It’s Christmas Eve, 1944, and Frank Gartz just took the test to determine what his classification in the Army Air Corps would be. Pilot? Navigator? Bombardier? Gunner? Read on to find out about the tests he describes that will determine his fate. He’s now in California—Santa Ana Army Air Base, to be exact, and this next week he’ll be on pins and needles, waiting.

Frank also refers again to his at-home girlfriend, Cookie (aka LaVerne Karbach), who has his Austin High School ring, which he would like to have to wear while he’s going through training. He may consider it a bit of good luck, I’m not sure.

This is the first letter from Santa Ana and it seems that several previous ones from the month of December are lost or missing from my collection.

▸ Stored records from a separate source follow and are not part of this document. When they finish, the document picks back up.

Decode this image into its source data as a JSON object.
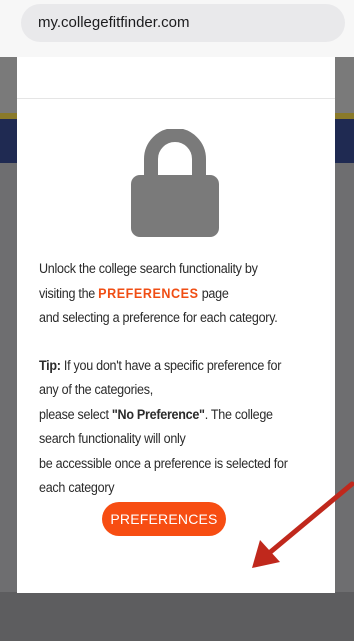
{
  "browser": {
    "url": "my.collegefitfinder.com"
  },
  "modal": {
    "line1": "Unlock the college search functionality by",
    "line2_prefix": "visiting the ",
    "line2_link": "PREFERENCES",
    "line2_suffix": " page",
    "line3": "and selecting a preference for each category.",
    "tip_label": "Tip:",
    "tip_line1": " If you don't have a specific preference for",
    "tip_line2": "any of the categories,",
    "tip_line3_prefix": "please select ",
    "tip_line3_bold": "\"No Preference\"",
    "tip_line3_suffix": ". The college",
    "tip_line4": "search functionality will only",
    "tip_line5": "be accessible once a preference is selected for",
    "tip_line6": "each category",
    "button_label": "PREFERENCES"
  },
  "icons": {
    "lock": "lock-icon",
    "arrow": "red-arrow-annotation"
  },
  "colors": {
    "accent": "#f74d12",
    "lock": "#7a7a7a",
    "arrow": "#c0281c",
    "overlay": "#6c6c6c"
  }
}
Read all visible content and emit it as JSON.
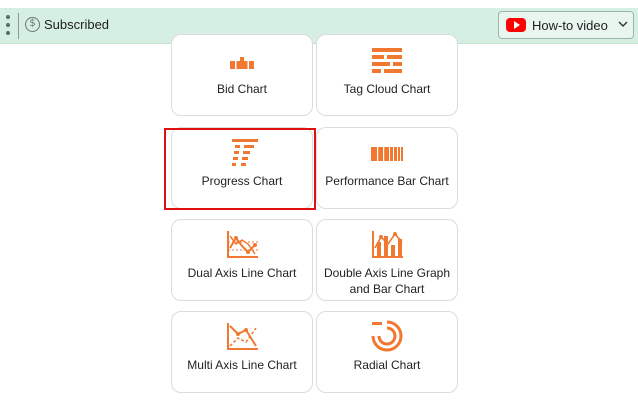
{
  "topbar": {
    "subscribed_label": "Subscribed",
    "subscribed_icon_glyph": "$",
    "howto_label": "How-to video"
  },
  "colors": {
    "accent": "#f07830",
    "topbar_bg": "#d5efe2",
    "selection": "#e01010",
    "youtube": "#ff0000"
  },
  "charts": [
    {
      "label": "Bid Chart",
      "icon": "bid-chart-icon"
    },
    {
      "label": "Tag Cloud Chart",
      "icon": "tag-cloud-chart-icon"
    },
    {
      "label": "Progress Chart",
      "icon": "progress-chart-icon",
      "selected": true
    },
    {
      "label": "Performance Bar Chart",
      "icon": "performance-bar-chart-icon"
    },
    {
      "label": "Dual Axis Line Chart",
      "icon": "dual-axis-line-chart-icon"
    },
    {
      "label": "Double Axis Line Graph and Bar Chart",
      "icon": "double-axis-line-bar-chart-icon"
    },
    {
      "label": "Multi Axis Line Chart",
      "icon": "multi-axis-line-chart-icon"
    },
    {
      "label": "Radial Chart",
      "icon": "radial-chart-icon"
    }
  ]
}
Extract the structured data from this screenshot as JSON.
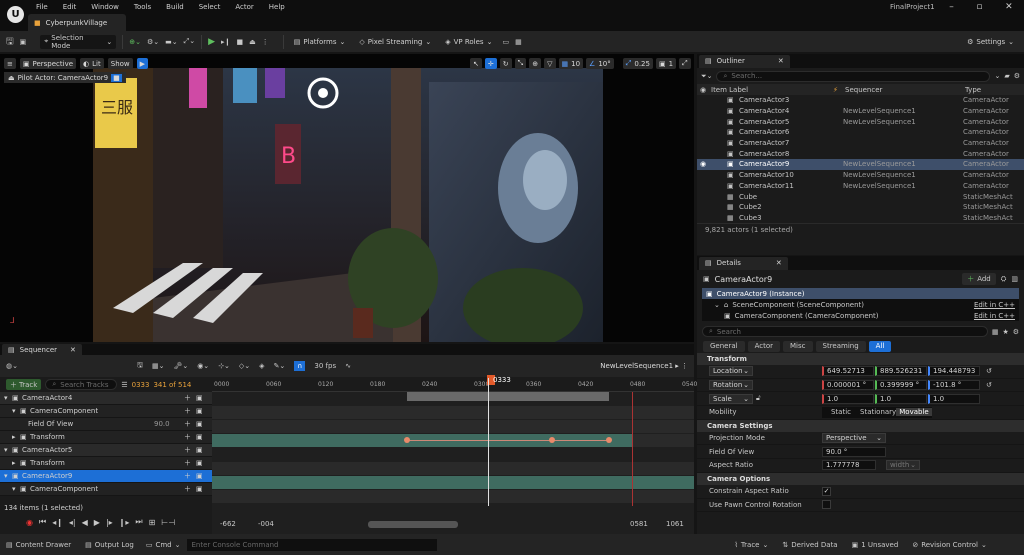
{
  "app": {
    "level_tab": "CyberpunkVillage",
    "project": "FinalProject1",
    "menu": [
      "File",
      "Edit",
      "Window",
      "Tools",
      "Build",
      "Select",
      "Actor",
      "Help"
    ]
  },
  "toolbar": {
    "mode": "Selection Mode",
    "platforms": "Platforms",
    "pixel_streaming": "Pixel Streaming",
    "vp_roles": "VP Roles",
    "settings": "Settings"
  },
  "viewport": {
    "perspective": "Perspective",
    "lit": "Lit",
    "show": "Show",
    "pilot": "Pilot Actor: CameraActor9",
    "grid_snap": "10",
    "rot_snap": "10°",
    "scale_snap": "0.25",
    "cam_speed": "1"
  },
  "outliner": {
    "tab": "Outliner",
    "search_placeholder": "Search...",
    "col_label": "Item Label",
    "col_seq": "Sequencer",
    "col_type": "Type",
    "footer": "9,821 actors (1 selected)",
    "rows": [
      {
        "label": "CameraActor3",
        "seq": "",
        "type": "CameraActor"
      },
      {
        "label": "CameraActor4",
        "seq": "NewLevelSequence1",
        "type": "CameraActor"
      },
      {
        "label": "CameraActor5",
        "seq": "NewLevelSequence1",
        "type": "CameraActor"
      },
      {
        "label": "CameraActor6",
        "seq": "",
        "type": "CameraActor"
      },
      {
        "label": "CameraActor7",
        "seq": "",
        "type": "CameraActor"
      },
      {
        "label": "CameraActor8",
        "seq": "",
        "type": "CameraActor"
      },
      {
        "label": "CameraActor9",
        "seq": "NewLevelSequence1",
        "type": "CameraActor"
      },
      {
        "label": "CameraActor10",
        "seq": "NewLevelSequence1",
        "type": "CameraActor"
      },
      {
        "label": "CameraActor11",
        "seq": "NewLevelSequence1",
        "type": "CameraActor"
      },
      {
        "label": "Cube",
        "seq": "",
        "type": "StaticMeshAct"
      },
      {
        "label": "Cube2",
        "seq": "",
        "type": "StaticMeshAct"
      },
      {
        "label": "Cube3",
        "seq": "",
        "type": "StaticMeshAct"
      }
    ]
  },
  "details": {
    "tab": "Details",
    "actor": "CameraActor9",
    "add": "Add",
    "instance": "CameraActor9 (Instance)",
    "scene_comp": "SceneComponent (SceneComponent)",
    "cam_comp": "CameraComponent (CameraComponent)",
    "edit_cpp": "Edit in C++",
    "search_placeholder": "Search",
    "filters": [
      "General",
      "Actor",
      "Misc",
      "Streaming",
      "All"
    ],
    "transform_hdr": "Transform",
    "location": "Location",
    "rotation": "Rotation",
    "scale": "Scale",
    "loc": [
      "649.52713",
      "889.526231",
      "194.448793"
    ],
    "rot": [
      "0.000001 °",
      "0.399999 °",
      "-101.8 °"
    ],
    "scl": [
      "1.0",
      "1.0",
      "1.0"
    ],
    "mobility": "Mobility",
    "mob_opts": [
      "Static",
      "Stationary",
      "Movable"
    ],
    "cam_settings_hdr": "Camera Settings",
    "proj_mode": "Projection Mode",
    "proj_val": "Perspective",
    "fov": "Field Of View",
    "fov_val": "90.0 °",
    "aspect": "Aspect Ratio",
    "aspect_val": "1.777778",
    "aspect_w": "width",
    "cam_options_hdr": "Camera Options",
    "constrain": "Constrain Aspect Ratio",
    "pawn": "Use Pawn Control Rotation"
  },
  "sequencer": {
    "tab": "Sequencer",
    "fps": "30 fps",
    "seq_name": "NewLevelSequence1",
    "track": "Track",
    "search_placeholder": "Search Tracks",
    "frame": "0333",
    "frame_of": "341 of 514",
    "playhead": "0333",
    "items": "134 items (1 selected)",
    "ticks": [
      "0000",
      "0060",
      "0120",
      "0180",
      "0240",
      "0300",
      "0360",
      "0420",
      "0480",
      "0540"
    ],
    "tracks": [
      {
        "label": "CameraActor4",
        "level": 0,
        "value": ""
      },
      {
        "label": "CameraComponent",
        "level": 1,
        "value": ""
      },
      {
        "label": "Field Of View",
        "level": 2,
        "value": "90.0"
      },
      {
        "label": "Transform",
        "level": 1,
        "value": ""
      },
      {
        "label": "CameraActor5",
        "level": 0,
        "value": ""
      },
      {
        "label": "Transform",
        "level": 1,
        "value": ""
      },
      {
        "label": "CameraActor9",
        "level": 0,
        "value": ""
      },
      {
        "label": "CameraComponent",
        "level": 1,
        "value": ""
      }
    ],
    "range_start": "-662",
    "range_in": "-004",
    "range_out": "0581",
    "range_end": "1061"
  },
  "status": {
    "content_drawer": "Content Drawer",
    "output_log": "Output Log",
    "cmd": "Cmd",
    "console_placeholder": "Enter Console Command",
    "trace": "Trace",
    "derived": "Derived Data",
    "unsaved": "1 Unsaved",
    "revision": "Revision Control"
  }
}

No matter. It’s 1944 when the drama begins. Sign up for a subscription to be sure not to miss the saga of an airman in training and life on the Chicago home front.


Santa Ana Army Air Base

Santa Ana, California


Dear Mom,

We finished Classification today and I’ll soon know what I’ve been classified as until then I’ll just wait patiently.  I was a little scared about my eyes but they stood up swell.  Vision is 20/20 in each eye and an Eso 4.

They had a new one on night vision and it went something like this.  There was a large lamp with a faint light behind a black disk with a slit in it like the diagram [see original text at end for diagram].  The room was totally black and I couldn’t see my hand in front of my face. We got 40 chances at the thing. Oh!  I haven’t told you what we were supposed to do. We had a little wheel which had a notch in it like this [see original text at end for diagram] and we had to put the notch where the notch on the light was. The average number the fellows got was 23 and I guess I’m just lucky.  I got 36 out of 40 which is very good.

I got my first letter today and it was from you.  So you know now how long it takes for a letter to go one way. I think I should ask Cookie for my ring. It wouldn’t be nice for you to ask for it because I gave it to her. She may think you are trying to take something I gave her away from her. She loves me so much she might be hurt and that’s the last thing I would want to happen.

The watch is swell but it’s losing about a minute or two every day. That’s because of the change in altitude and climate but it will be O.K. Thanks ever so much for everything. I don’t know what I’d do without you to fall back on when I’m not there to take care of my business. I hope you understood my wire to go ahead and give Cookie the ring you bought but not to ask for mine.

Don’t let the death of that Bombardier worry you – it can happen to anyone. And there’s more people killed in autos every day than there are casualties in the air, even during the war.

We had our Christmas dinner last night and I’m sending you a menu of what we had. Also not listed we each got a package of cigarettes. Well I have to quit now so till I write again.

I’m your loving son,



Original Letter